We negotiate to a point where the long hours they put into creating a piece worthy of being couture is sold for pennies on the dollar. So why do we continue to give to those who live an abundant life and steal from the ones in dire need of remuneration? Probably because we are afraid of being judged by the staff inside the sumptuous stores of big brands like Gucci and Prada. But we can argue with a poor man because who’s he to judge. Right?
When we choose a handcrafted product by paying its right price, we are encouraging the artisans to continue practising the art, thus saving their craft from entering the endangered list.
This also stands true for when we decide to replicate a designer’s creation. We not only undermine the hard work of a designer, but also disrespect their designs. Designers use superior quality fabrics and utmost attention to detail when creating each piece. By encouraging replicas of their designs, we are not only discouraging them but also robbing them of their fair share of income.
The secret to appreciating handloom cloth is in its touch. The unevenness of the hand and spontaneity with which patterns can be created are far more diverse than machine-made cloth.
Anything made by hand is sure to encounter some irregularities. But these are intrinsic to the beauty of the textile and should not be considered defects.

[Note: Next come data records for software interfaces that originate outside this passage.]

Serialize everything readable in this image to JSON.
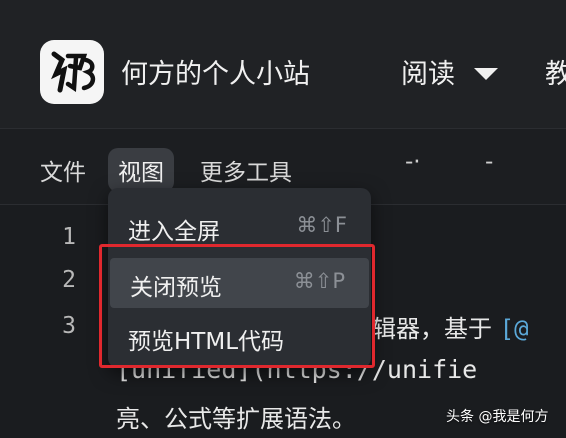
{
  "header": {
    "site_title": "何方的个人小站",
    "nav_read": "阅读",
    "nav_more_partial": "教",
    "logo_icon": "calligraphy-logo-icon"
  },
  "menubar": {
    "file": "文件",
    "view": "视图",
    "tools": "更多工具",
    "mark_a": "-·",
    "mark_b": "-"
  },
  "dropdown": {
    "items": [
      {
        "label": "进入全屏",
        "shortcut": "⌘⇧F",
        "active": false
      },
      {
        "label": "关闭预览",
        "shortcut": "⌘⇧P",
        "active": true
      },
      {
        "label": "预览HTML代码",
        "shortcut": "",
        "active": false
      }
    ]
  },
  "editor": {
    "line_numbers": [
      "1",
      "2",
      "3"
    ],
    "line3_visible": "辑器，基于",
    "line3_link": "[",
    "line3_tail": "@",
    "line4_visible": "[unified](https://unifie",
    "line5_visible": "亮、公式等扩展语法。"
  },
  "watermark": {
    "text": "头条 @我是何方"
  },
  "colors": {
    "background": "#1a1c1f",
    "highlight": "#e0282e",
    "dropdown_bg": "#2b2e33",
    "active_item_bg": "#41454b"
  }
}
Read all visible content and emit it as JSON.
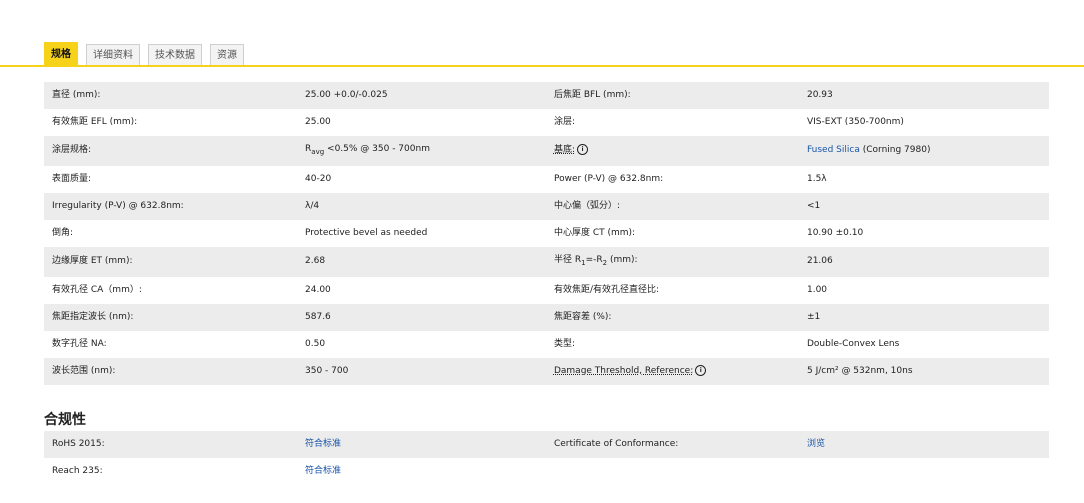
{
  "tabs": [
    {
      "label": "规格",
      "active": true
    },
    {
      "label": "详细资料",
      "active": false
    },
    {
      "label": "技术数据",
      "active": false
    },
    {
      "label": "资源",
      "active": false
    }
  ],
  "specs": [
    {
      "l1": "直径 (mm):",
      "v1": "25.00 +0.0/-0.025",
      "l2": "后焦距 BFL (mm):",
      "v2": "20.93"
    },
    {
      "l1": "有效焦距 EFL (mm):",
      "v1": "25.00",
      "l2": "涂层:",
      "v2": "VIS-EXT (350-700nm)"
    },
    {
      "l1": "涂层规格:",
      "v1a": "R",
      "v1sub": "avg",
      "v1b": " <0.5% @ 350 - 700nm",
      "l2": "基底:",
      "v2link": "Fused Silica",
      "v2rest": " (Corning 7980)"
    },
    {
      "l1": "表面质量:",
      "v1": "40-20",
      "l2": "Power (P-V) @ 632.8nm:",
      "v2": "1.5λ"
    },
    {
      "l1": "Irregularity (P-V) @ 632.8nm:",
      "v1": "λ/4",
      "l2": "中心偏（弧分）:",
      "v2": "<1"
    },
    {
      "l1": "倒角:",
      "v1": "Protective bevel as needed",
      "l2": "中心厚度 CT (mm):",
      "v2": "10.90 ±0.10"
    },
    {
      "l1": "边缘厚度 ET (mm):",
      "v1": "2.68",
      "l2a": "半径 R",
      "l2s1": "1",
      "l2b": "=-R",
      "l2s2": "2",
      "l2c": " (mm):",
      "v2": "21.06"
    },
    {
      "l1": "有效孔径 CA（mm）:",
      "v1": "24.00",
      "l2": "有效焦距/有效孔径直径比:",
      "v2": "1.00"
    },
    {
      "l1": "焦距指定波长 (nm):",
      "v1": "587.6",
      "l2": "焦距容差 (%):",
      "v2": "±1"
    },
    {
      "l1": "数字孔径 NA:",
      "v1": "0.50",
      "l2": "类型:",
      "v2": "Double-Convex Lens"
    },
    {
      "l1": "波长范围 (nm):",
      "v1": "350 - 700",
      "l2": "Damage Threshold, Reference:",
      "v2": "5 J/cm² @ 532nm, 10ns"
    }
  ],
  "info_glyph": "i",
  "compliance_title": "合规性",
  "compliance": [
    {
      "l1": "RoHS 2015:",
      "v1": "符合标准",
      "l2": "Certificate of Conformance:",
      "v2": "浏览"
    },
    {
      "l1": "Reach 235:",
      "v1": "符合标准",
      "l2": "",
      "v2": ""
    }
  ],
  "colors": {
    "accent": "#f6d21b",
    "link": "#1a56a8",
    "row_alt": "#ececec"
  }
}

Handlooms are so much more than just ethnic wear. However, with use of the right construction techniques and a good understanding of silhouettes, handloom fabrics can be used for a wider variety of clothing. So, as you get ready for the summer, be sure to give these artisans a chance and opt for clothing made using natural fibres like cotton and linen which will also keep you cool in the raging heat. Here are some brands to get you started. Khara Kapas, Nandini Studio, Maison Shefali, and Himani and Anjali Shah